The input:
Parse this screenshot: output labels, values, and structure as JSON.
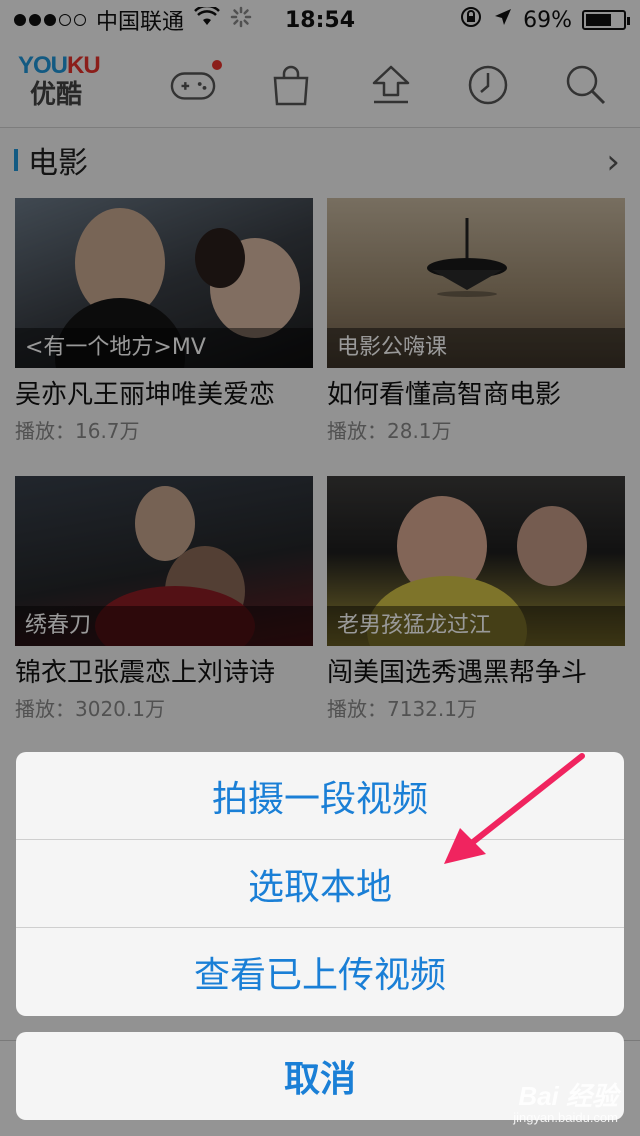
{
  "status_bar": {
    "carrier": "中国联通",
    "time": "18:54",
    "battery": "69%",
    "battery_level": 0.69
  },
  "header": {
    "logo_en_1": "YOU",
    "logo_en_2": "KU",
    "logo_cn": "优酷"
  },
  "section": {
    "title": "电影",
    "more": "›"
  },
  "videos": [
    {
      "caption": "<有一个地方>MV",
      "title": "吴亦凡王丽坤唯美爱恋",
      "plays": "播放：16.7万"
    },
    {
      "caption": "电影公嗨课",
      "title": "如何看懂高智商电影",
      "plays": "播放：28.1万"
    },
    {
      "caption": "绣春刀",
      "title": "锦衣卫张震恋上刘诗诗",
      "plays": "播放：3020.1万"
    },
    {
      "caption": "老男孩猛龙过江",
      "title": "闯美国选秀遇黑帮争斗",
      "plays": "播放：7132.1万"
    }
  ],
  "action_sheet": {
    "items": [
      "拍摄一段视频",
      "选取本地",
      "查看已上传视频"
    ],
    "cancel": "取消"
  },
  "watermark": {
    "main": "Bai 经验",
    "sub": "jingyan.baidu.com"
  },
  "colors": {
    "accent": "#1a7fd6",
    "brand_blue": "#2196d9",
    "brand_red": "#e8322c",
    "arrow": "#f0245f"
  }
}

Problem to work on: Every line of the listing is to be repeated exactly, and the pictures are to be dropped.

Written solution:
Parse this screenshot: output labels, values, and structure as JSON.
{
  "status_bar": {
    "carrier": "中国联通",
    "time": "18:54",
    "battery": "69%",
    "battery_level": 0.69
  },
  "header": {
    "logo_en_1": "YOU",
    "logo_en_2": "KU",
    "logo_cn": "优酷"
  },
  "section": {
    "title": "电影",
    "more": "›"
  },
  "videos": [
    {
      "caption": "<有一个地方>MV",
      "title": "吴亦凡王丽坤唯美爱恋",
      "plays": "播放：16.7万"
    },
    {
      "caption": "电影公嗨课",
      "title": "如何看懂高智商电影",
      "plays": "播放：28.1万"
    },
    {
      "caption": "绣春刀",
      "title": "锦衣卫张震恋上刘诗诗",
      "plays": "播放：3020.1万"
    },
    {
      "caption": "老男孩猛龙过江",
      "title": "闯美国选秀遇黑帮争斗",
      "plays": "播放：7132.1万"
    }
  ],
  "action_sheet": {
    "items": [
      "拍摄一段视频",
      "选取本地",
      "查看已上传视频"
    ],
    "cancel": "取消"
  },
  "watermark": {
    "main": "Bai 经验",
    "sub": "jingyan.baidu.com"
  },
  "colors": {
    "accent": "#1a7fd6",
    "brand_blue": "#2196d9",
    "brand_red": "#e8322c",
    "arrow": "#f0245f"
  }
}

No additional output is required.